Chief: Coconut juice also dried up
10 September, 2018, 11:52 am
THE people of Mali Island in Macuata have been deprived of proper water supply despite the socioeconomic rights enshrined in the 2013 Constitution that all Fijians have the right to clean drinking water, says Tui Mali Ratu Meli Bogiso.
On his own island of Vorovoro, about 500 metres from Mali, the population has dropped to just two families because of no water supply, he says.
Ratu Meli said Vorovoro used to have 18 families, but only two families have remained today as others have moved to Labasa.
He said the water problem had been an age-old problem for villagers, but recently the situation had deteriorated because their two wells had been inundated with seawater.
“The current prolonged dry season is one of the worst over the past 10 years and the scorching sun has even dried up the juice of our coconuts,” he said.
“It is really bad and here in Vorovoro we continue to hope every year that we could be provided with a desalination plant or anything that could provide us with much needed water.
“I sometimes think about initiatives to address the rural-urban drift but with these necessities absent in rural areas, people will opt for the better option and that is to move to town.
“While reading through the Constitution during the Constitution Day celebrations, I realised that we were deprived of our right to clean drinking water and that is something serious.”
Ratu Meli said when they ran out of water, they would normally hire boats to Labasa Town to get clean drinking water for cooking and drinking.

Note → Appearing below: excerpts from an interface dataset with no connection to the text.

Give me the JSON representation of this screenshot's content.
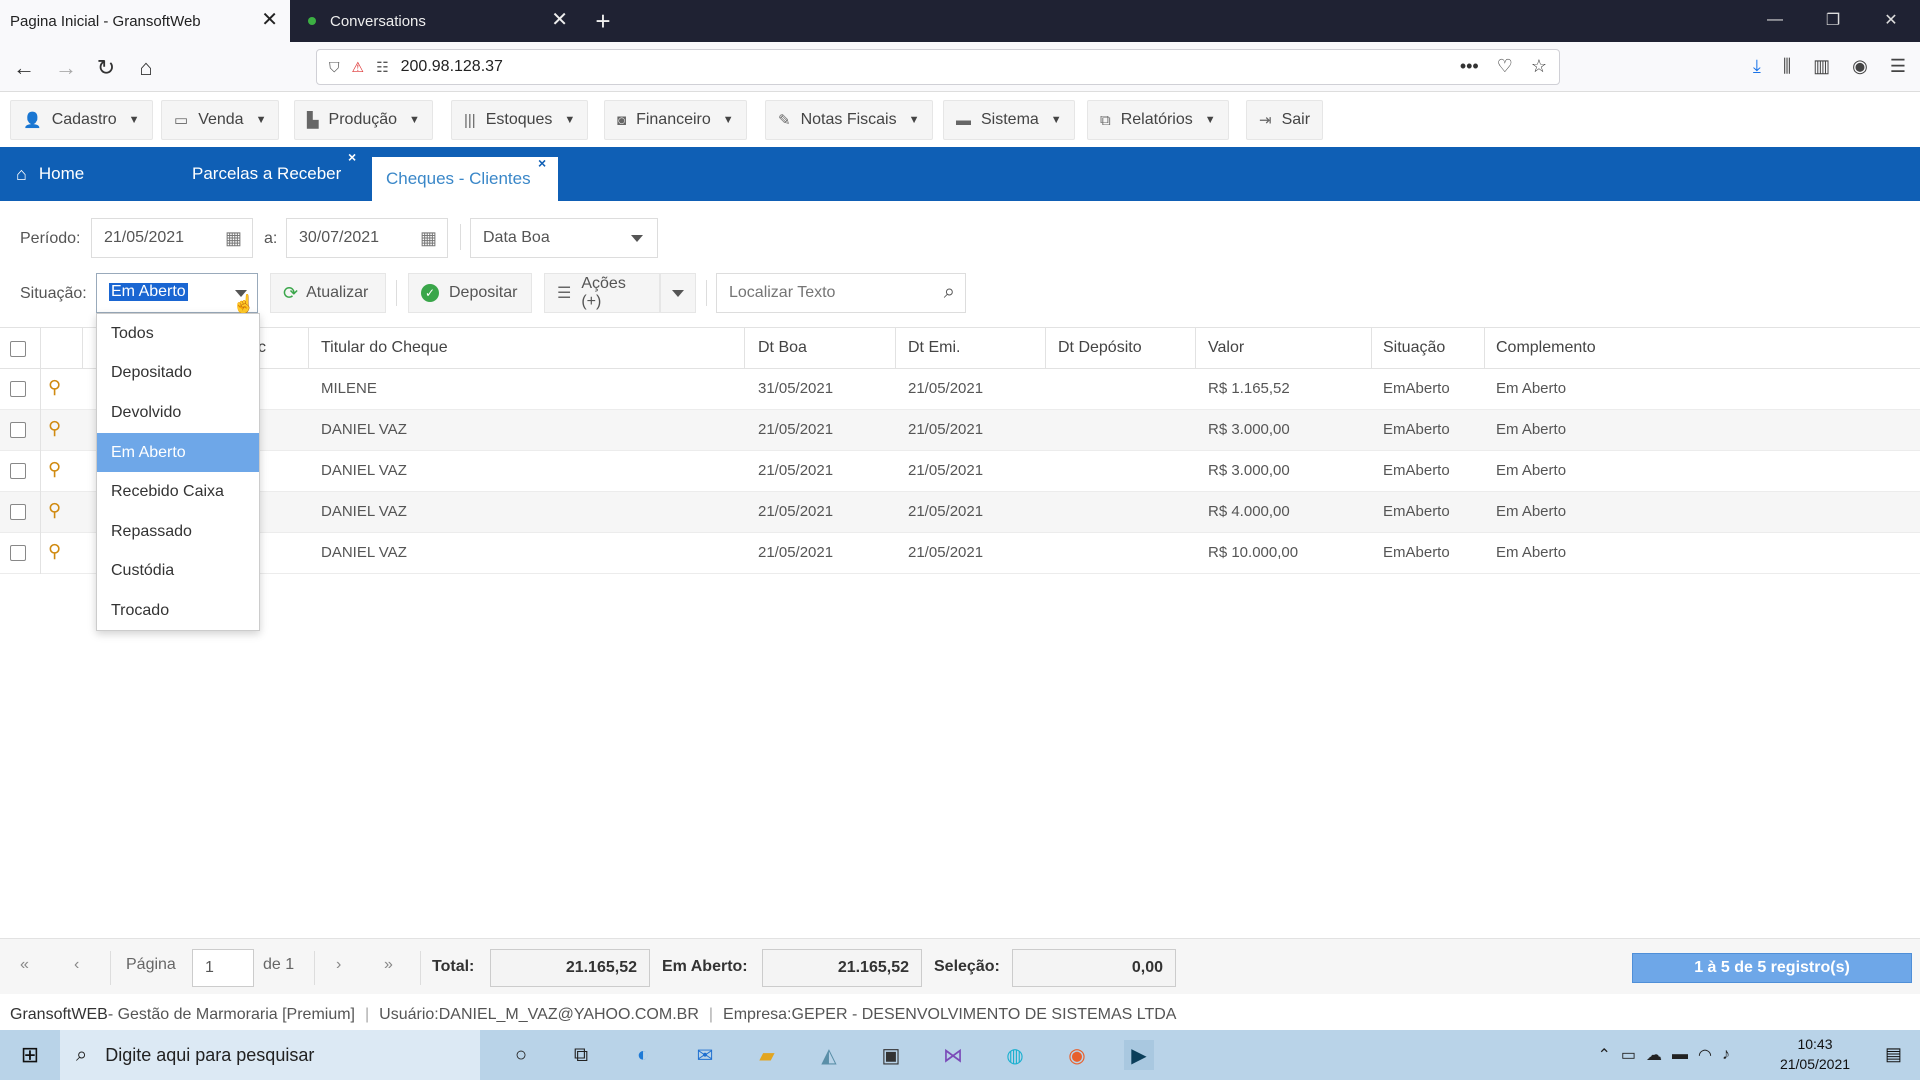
{
  "browser": {
    "tabs": [
      {
        "title": "Pagina Inicial - GransoftWeb",
        "active": true
      },
      {
        "title": "Conversations",
        "active": false
      }
    ],
    "url": "200.98.128.37"
  },
  "menu": [
    {
      "label": "Cadastro",
      "icon": "user-icon"
    },
    {
      "label": "Venda",
      "icon": "card-icon"
    },
    {
      "label": "Produção",
      "icon": "chart-icon"
    },
    {
      "label": "Estoques",
      "icon": "barcode-icon"
    },
    {
      "label": "Financeiro",
      "icon": "money-icon"
    },
    {
      "label": "Notas Fiscais",
      "icon": "edit-icon"
    },
    {
      "label": "Sistema",
      "icon": "laptop-icon"
    },
    {
      "label": "Relatórios",
      "icon": "copy-icon"
    },
    {
      "label": "Sair",
      "icon": "exit-icon"
    }
  ],
  "app_tabs": {
    "home": "Home",
    "tab1": "Parcelas a Receber",
    "tab2": "Cheques - Clientes",
    "close": "×"
  },
  "filters": {
    "periodo_label": "Período:",
    "date_from": "21/05/2021",
    "a_label": "a:",
    "date_to": "30/07/2021",
    "date_type": "Data Boa",
    "situacao_label": "Situação:",
    "situacao_value": "Em Aberto",
    "atualizar": "Atualizar",
    "depositar": "Depositar",
    "acoes": "Ações (+)",
    "search_placeholder": "Localizar Texto"
  },
  "dropdown_options": [
    "Todos",
    "Depositado",
    "Devolvido",
    "Em Aberto",
    "Recebido Caixa",
    "Repassado",
    "Custódia",
    "Trocado"
  ],
  "dropdown_selected": 3,
  "grid": {
    "columns": {
      "c_partial": "c",
      "titular": "Titular do Cheque",
      "dt_boa": "Dt Boa",
      "dt_emi": "Dt Emi.",
      "dt_deposito": "Dt Depósito",
      "valor": "Valor",
      "situacao": "Situação",
      "complemento": "Complemento"
    },
    "rows": [
      {
        "titular": "MILENE",
        "dt_boa": "31/05/2021",
        "dt_emi": "21/05/2021",
        "dt_deposito": "",
        "valor": "R$ 1.165,52",
        "situacao": "EmAberto",
        "complemento": "Em Aberto"
      },
      {
        "titular": "DANIEL VAZ",
        "dt_boa": "21/05/2021",
        "dt_emi": "21/05/2021",
        "dt_deposito": "",
        "valor": "R$ 3.000,00",
        "situacao": "EmAberto",
        "complemento": "Em Aberto"
      },
      {
        "titular": "DANIEL VAZ",
        "dt_boa": "21/05/2021",
        "dt_emi": "21/05/2021",
        "dt_deposito": "",
        "valor": "R$ 3.000,00",
        "situacao": "EmAberto",
        "complemento": "Em Aberto"
      },
      {
        "titular": "DANIEL VAZ",
        "dt_boa": "21/05/2021",
        "dt_emi": "21/05/2021",
        "dt_deposito": "",
        "valor": "R$ 4.000,00",
        "situacao": "EmAberto",
        "complemento": "Em Aberto"
      },
      {
        "titular": "DANIEL VAZ",
        "dt_boa": "21/05/2021",
        "dt_emi": "21/05/2021",
        "dt_deposito": "",
        "valor": "R$ 10.000,00",
        "situacao": "EmAberto",
        "complemento": "Em Aberto"
      }
    ]
  },
  "pager": {
    "pagina_label": "Página",
    "page": "1",
    "de_label": "de 1",
    "total_label": "Total:",
    "total": "21.165,52",
    "aberto_label": "Em Aberto:",
    "aberto": "21.165,52",
    "selecao_label": "Seleção:",
    "selecao": "0,00",
    "records": "1 à 5 de 5 registro(s)"
  },
  "status": {
    "product_brand": "GransoftWEB",
    "product_rest": " - Gestão de Marmoraria [Premium]",
    "usuario": "Usuário:DANIEL_M_VAZ@YAHOO.COM.BR",
    "empresa": "Empresa:GEPER - DESENVOLVIMENTO DE SISTEMAS LTDA"
  },
  "taskbar": {
    "search_placeholder": "Digite aqui para pesquisar",
    "time": "10:43",
    "date": "21/05/2021"
  }
}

“We had rain last week, that did not even fill our tanks to the half mark level and we continue to wait for the government barge that we heard would dispatch water on this side of the North.
However, we are still waiting, hoping and praying that our cries would be heard one day,” he said.
Commissioner Northern Jovesa Vocea confirmed that islands in the maritime zone, including Mali were being carted water by the government vessel MV Sigavou.